Record Type: RIE
Publication Date: 1978
Pages: 11
Abstractor: N/A
Reference Count: 0
ISBN: N/A
ISSN: N/A
Q. How Many Options Should a Multiple-Choice Question Have? (a) 2. (b) 3. (c) 4. At-a-glance Research Report.
Catts, Ralph
The reliability of multiple choice tests--containing different numbers of response options--was investigated for 260 students enrolled in technical college economics courses. Four test forms, constructed from previously used four-option items, were administered, consisting of (1) 60 two-option items--two distractors randomly discarded; (2) 40 three-option items--one distractor randomly discarded; (3) 40 three-option items--the least appropriate distractor discarded; and (4) 30 of the original four-option items. Data from students who didn't complete the test or who omitted many items were disregarded. Results indicated that three-option items were as reliable as four-option items (reliabilities were .6 to .7 and .7, respectively); that higher scores were obtained on tests with fewer options per item; and that tests consisting of four-option item required more time for both test construction and administration. A comparison of tests (2) and (3), both containing three-option items, indicated that test (2) was more reliable, less difficult, and took longer to complete. (GDC)
Publication Type: Reports - Research
Education Level: N/A
Audience: N/A
Language: English
Sponsor: N/A

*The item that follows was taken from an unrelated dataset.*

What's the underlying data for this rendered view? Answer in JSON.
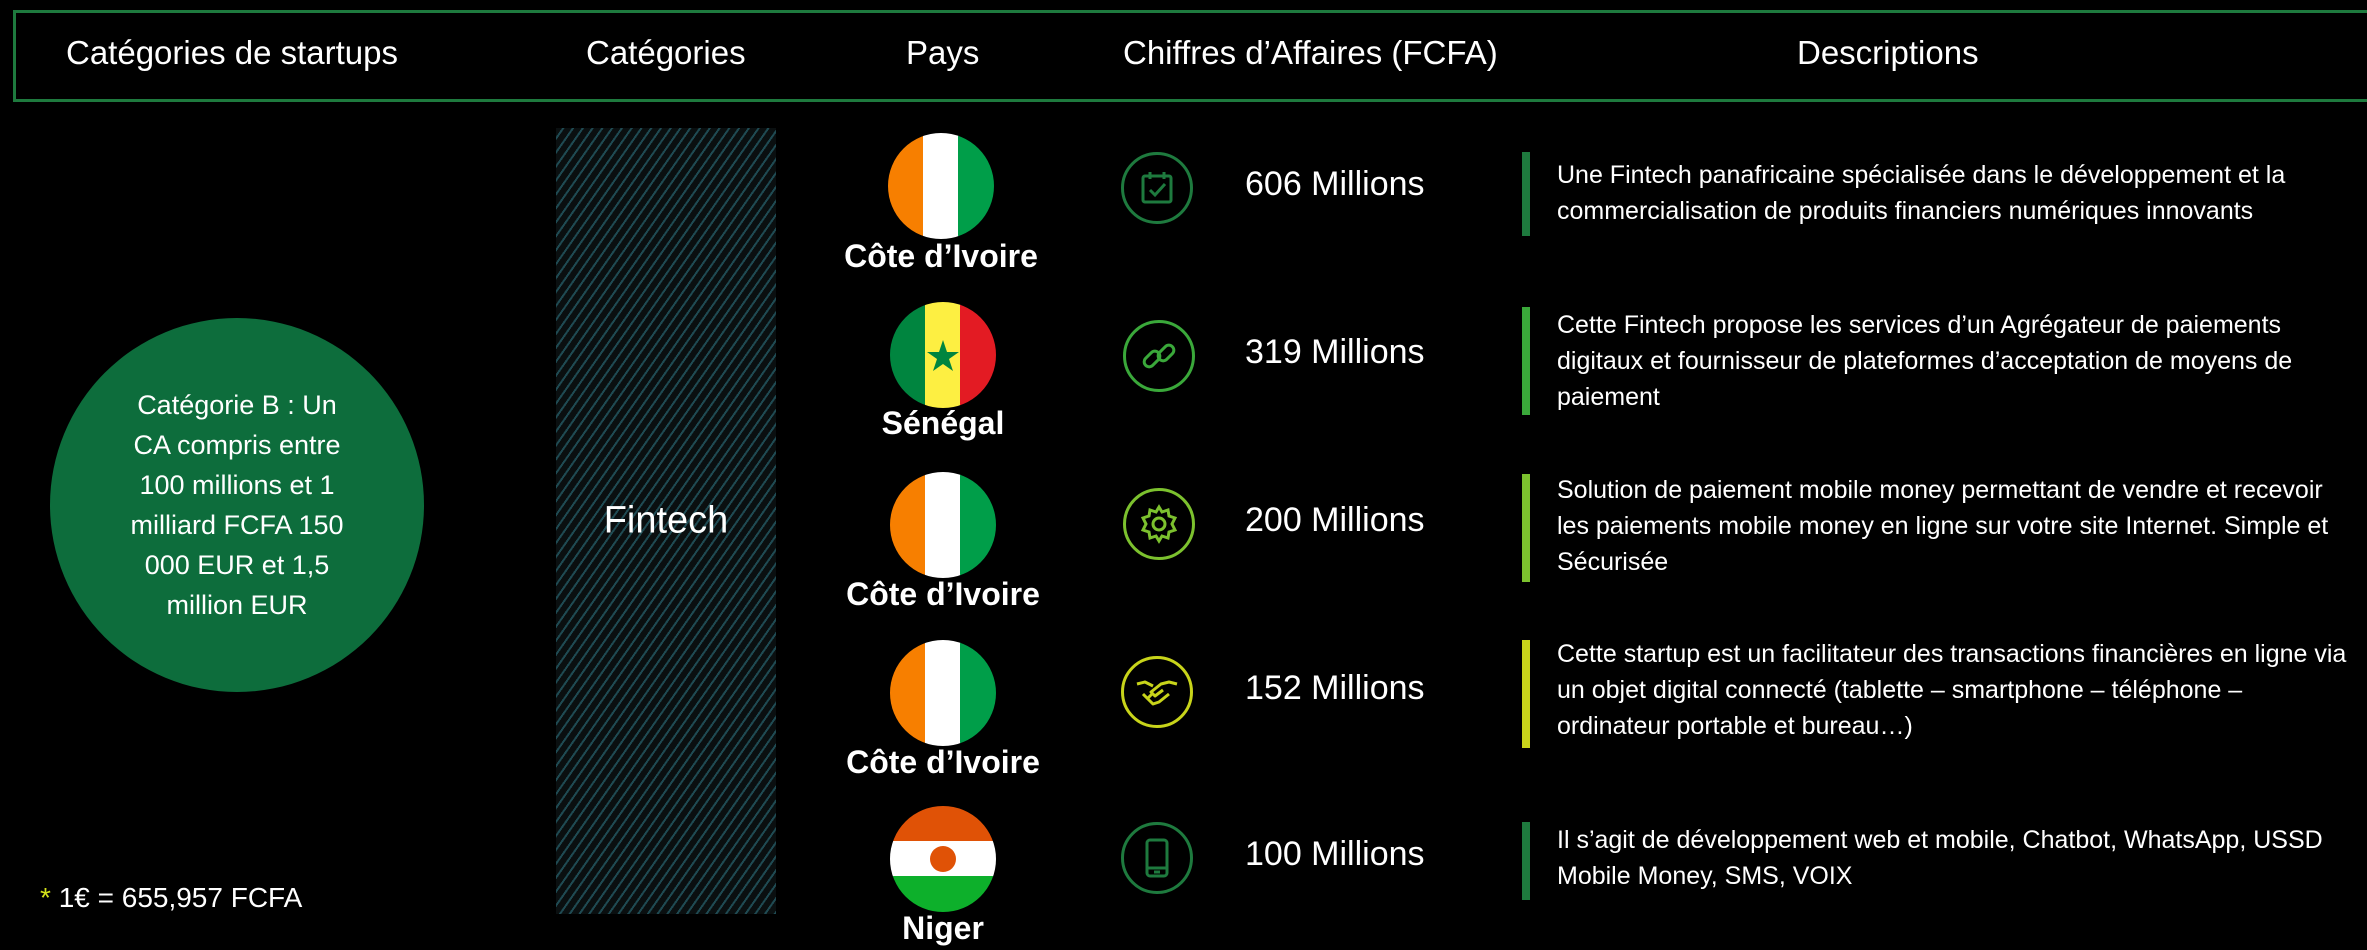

Authoring Institution: New South Wales Dept. of Education, Sydney (Australia).
Identifiers: Australia; Distractors (Tests)